Wednesday, February 18, 2015
Michel Simon (1895 – 1975), was a Swiss actor. He appeared in the notable films La Chienne (1931), Boudu Saved from Drowning (1932), L'Atalante (1934), Port of Shadows (1938) and The Train (1964). The actor François Simon is his son.
Simon left his family as a youngster to go to Paris, where he lived in Montmartre. He worked many different jobs to survive, such as giving boxing lessons or peddling smuggled lighters. He devoured every book he could find. His artistic beginnings in 1912 were modest: magician, clown and acrobat stooge in a dancers' show called "Ribert's and Simon's.
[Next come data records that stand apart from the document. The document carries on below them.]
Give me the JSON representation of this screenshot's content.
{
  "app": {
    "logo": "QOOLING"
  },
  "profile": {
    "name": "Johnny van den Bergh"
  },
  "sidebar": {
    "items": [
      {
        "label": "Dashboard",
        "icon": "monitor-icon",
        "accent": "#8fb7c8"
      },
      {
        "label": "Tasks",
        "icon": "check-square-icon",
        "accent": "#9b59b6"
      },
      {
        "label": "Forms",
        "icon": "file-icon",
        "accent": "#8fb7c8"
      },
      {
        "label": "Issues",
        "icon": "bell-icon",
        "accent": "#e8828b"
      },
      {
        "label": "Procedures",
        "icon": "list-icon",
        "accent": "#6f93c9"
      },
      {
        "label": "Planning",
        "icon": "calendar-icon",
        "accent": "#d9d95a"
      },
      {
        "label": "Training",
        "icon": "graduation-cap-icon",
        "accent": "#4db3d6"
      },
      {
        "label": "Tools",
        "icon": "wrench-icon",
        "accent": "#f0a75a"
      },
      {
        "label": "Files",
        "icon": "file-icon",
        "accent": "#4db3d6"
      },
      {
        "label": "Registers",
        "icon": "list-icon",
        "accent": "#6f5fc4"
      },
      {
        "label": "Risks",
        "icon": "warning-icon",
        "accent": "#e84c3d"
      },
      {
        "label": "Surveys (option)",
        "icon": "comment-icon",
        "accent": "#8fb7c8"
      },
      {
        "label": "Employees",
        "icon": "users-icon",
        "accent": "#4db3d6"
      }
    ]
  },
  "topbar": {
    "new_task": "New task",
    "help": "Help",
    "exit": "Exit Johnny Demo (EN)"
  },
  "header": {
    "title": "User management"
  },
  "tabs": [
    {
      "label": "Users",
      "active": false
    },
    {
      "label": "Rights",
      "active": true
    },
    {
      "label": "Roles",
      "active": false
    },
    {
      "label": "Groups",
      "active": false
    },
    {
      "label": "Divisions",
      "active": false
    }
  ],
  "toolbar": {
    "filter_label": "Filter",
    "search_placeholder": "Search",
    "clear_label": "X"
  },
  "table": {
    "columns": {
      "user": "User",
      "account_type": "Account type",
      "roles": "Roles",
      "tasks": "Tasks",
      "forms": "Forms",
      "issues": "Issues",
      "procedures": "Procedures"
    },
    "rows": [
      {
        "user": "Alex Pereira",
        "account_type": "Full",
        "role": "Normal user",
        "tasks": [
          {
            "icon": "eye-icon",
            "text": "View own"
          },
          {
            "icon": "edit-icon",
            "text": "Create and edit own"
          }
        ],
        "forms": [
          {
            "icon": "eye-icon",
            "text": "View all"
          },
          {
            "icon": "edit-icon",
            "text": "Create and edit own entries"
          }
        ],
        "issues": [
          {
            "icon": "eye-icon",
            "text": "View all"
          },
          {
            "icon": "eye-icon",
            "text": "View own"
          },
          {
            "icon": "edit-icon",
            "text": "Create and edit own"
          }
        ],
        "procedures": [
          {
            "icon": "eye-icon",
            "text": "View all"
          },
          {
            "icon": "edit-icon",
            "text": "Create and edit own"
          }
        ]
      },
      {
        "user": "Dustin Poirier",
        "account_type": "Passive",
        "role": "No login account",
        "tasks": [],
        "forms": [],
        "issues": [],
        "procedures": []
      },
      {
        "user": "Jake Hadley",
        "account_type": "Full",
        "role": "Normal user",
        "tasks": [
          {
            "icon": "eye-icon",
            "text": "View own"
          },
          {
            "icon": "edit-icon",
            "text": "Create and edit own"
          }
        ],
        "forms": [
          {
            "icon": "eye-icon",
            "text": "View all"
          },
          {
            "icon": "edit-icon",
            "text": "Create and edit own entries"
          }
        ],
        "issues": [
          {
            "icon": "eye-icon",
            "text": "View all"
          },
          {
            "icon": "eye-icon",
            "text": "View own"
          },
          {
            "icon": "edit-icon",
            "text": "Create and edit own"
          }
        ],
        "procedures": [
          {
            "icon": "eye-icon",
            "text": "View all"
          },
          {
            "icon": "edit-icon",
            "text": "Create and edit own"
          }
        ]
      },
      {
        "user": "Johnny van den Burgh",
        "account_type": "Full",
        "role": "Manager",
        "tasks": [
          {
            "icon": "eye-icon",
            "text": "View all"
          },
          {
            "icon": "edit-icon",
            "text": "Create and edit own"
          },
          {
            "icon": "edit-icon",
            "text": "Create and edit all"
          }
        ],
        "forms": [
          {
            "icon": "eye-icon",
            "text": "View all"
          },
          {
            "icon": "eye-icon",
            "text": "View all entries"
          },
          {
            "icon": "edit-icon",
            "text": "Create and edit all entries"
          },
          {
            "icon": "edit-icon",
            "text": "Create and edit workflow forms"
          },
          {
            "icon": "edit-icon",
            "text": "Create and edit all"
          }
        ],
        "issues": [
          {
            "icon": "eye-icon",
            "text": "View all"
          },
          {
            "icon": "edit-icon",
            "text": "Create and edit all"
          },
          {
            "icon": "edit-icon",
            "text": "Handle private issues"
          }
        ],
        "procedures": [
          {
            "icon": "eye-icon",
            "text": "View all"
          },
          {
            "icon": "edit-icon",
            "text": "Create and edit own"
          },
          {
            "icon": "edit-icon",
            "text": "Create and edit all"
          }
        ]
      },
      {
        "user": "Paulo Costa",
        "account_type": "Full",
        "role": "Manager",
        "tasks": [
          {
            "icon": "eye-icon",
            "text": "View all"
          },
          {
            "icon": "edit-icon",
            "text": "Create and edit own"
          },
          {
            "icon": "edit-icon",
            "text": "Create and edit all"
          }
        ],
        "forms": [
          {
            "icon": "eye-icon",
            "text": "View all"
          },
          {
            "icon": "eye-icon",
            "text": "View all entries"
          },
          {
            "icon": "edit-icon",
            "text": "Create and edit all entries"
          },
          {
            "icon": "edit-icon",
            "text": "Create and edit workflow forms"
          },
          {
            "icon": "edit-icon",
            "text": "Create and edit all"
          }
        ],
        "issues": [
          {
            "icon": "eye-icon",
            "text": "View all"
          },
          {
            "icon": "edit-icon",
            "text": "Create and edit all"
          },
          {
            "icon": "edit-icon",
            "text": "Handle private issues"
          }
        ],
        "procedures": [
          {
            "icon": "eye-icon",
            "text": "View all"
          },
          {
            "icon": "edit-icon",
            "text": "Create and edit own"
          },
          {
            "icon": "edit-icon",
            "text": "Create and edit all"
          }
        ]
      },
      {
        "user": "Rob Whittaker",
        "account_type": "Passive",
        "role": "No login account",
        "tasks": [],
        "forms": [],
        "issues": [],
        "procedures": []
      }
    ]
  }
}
Conscripted into the Swiss Army in 1914, he was often insubordinate, spending a lot of time in the stockade.
His film career was really boosted with the advent of talking pictures. People remarked that his elocution and voice tone were as original as his appearance and play. He then revealed his unclassifiable talent: action comedy, drama, tragedy, light comedy. He appeared in 55 plays from 1920 to 1965, and 101 from 1965 to 1975.
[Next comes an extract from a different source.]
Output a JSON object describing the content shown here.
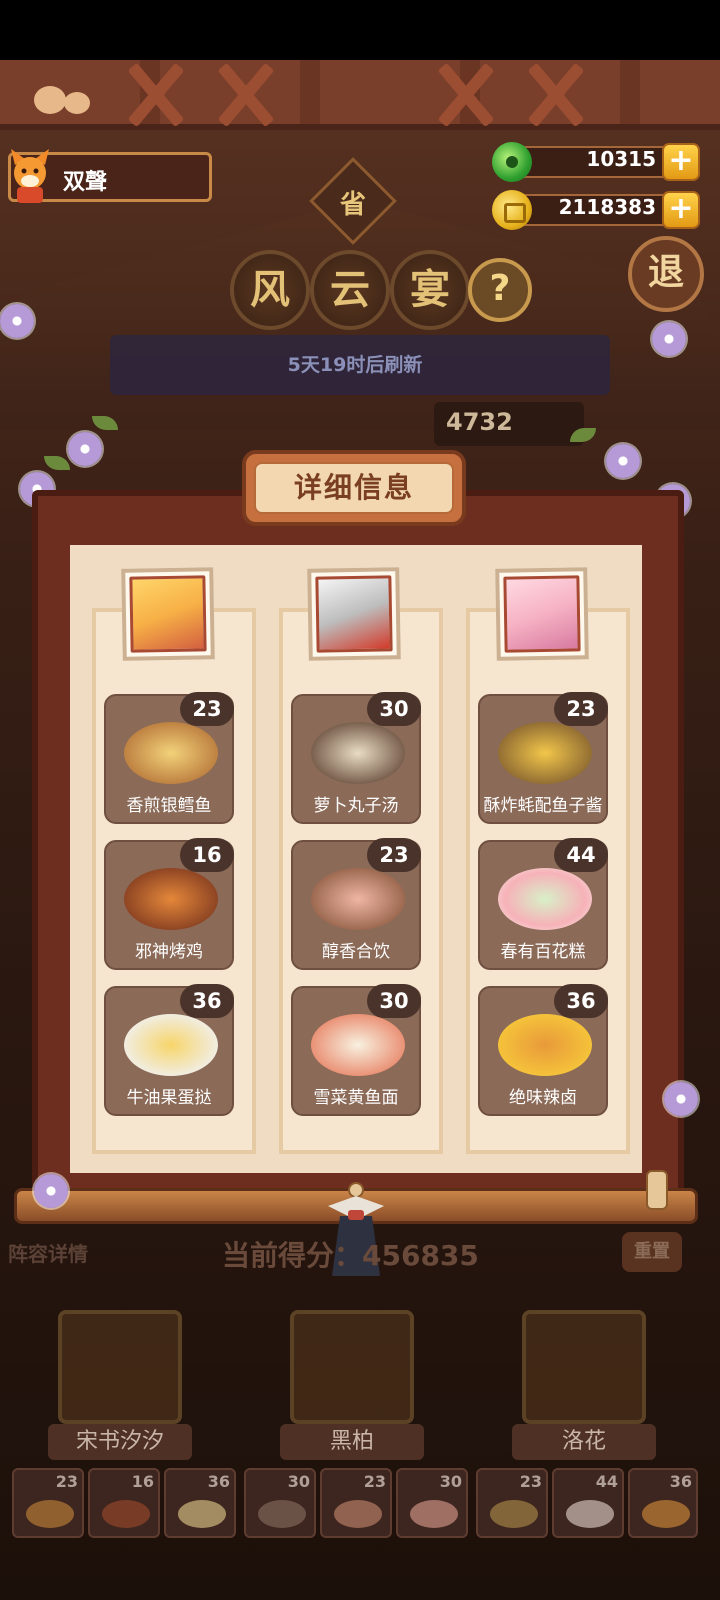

Simon was a trusted friend of elite brothel-keeper Madame Claude, who referred to him as one of her “essayeurs”: he "tried out" her new girls for her. “I could judge their physical qualities,” Claude said. “I could judge if she was pretty, intelligent, and cultivated, but I didn’t know how she was in bed. So I had some boys, good friends, who told me exactly. I would ring them up and say, ‘There’s a new one.’ And afterwards they’d ring back and say, ‘Not bad,’ ‘Could be better,’ or ‘Nulle.’ Or, on the contrary, ‘She’s perfect.’”
In the 1920s/1930s, Simon enjoyed associating with the Parisian lower classes.
Simon would say that he preferred "living with animals than humans". He lived for a long time in a kind of bohemian house in Noisy-le-Grand, near Paris. The house was surrounded by rank weeds, and filled with amazing bric-a-brac, including his large collection of erotica.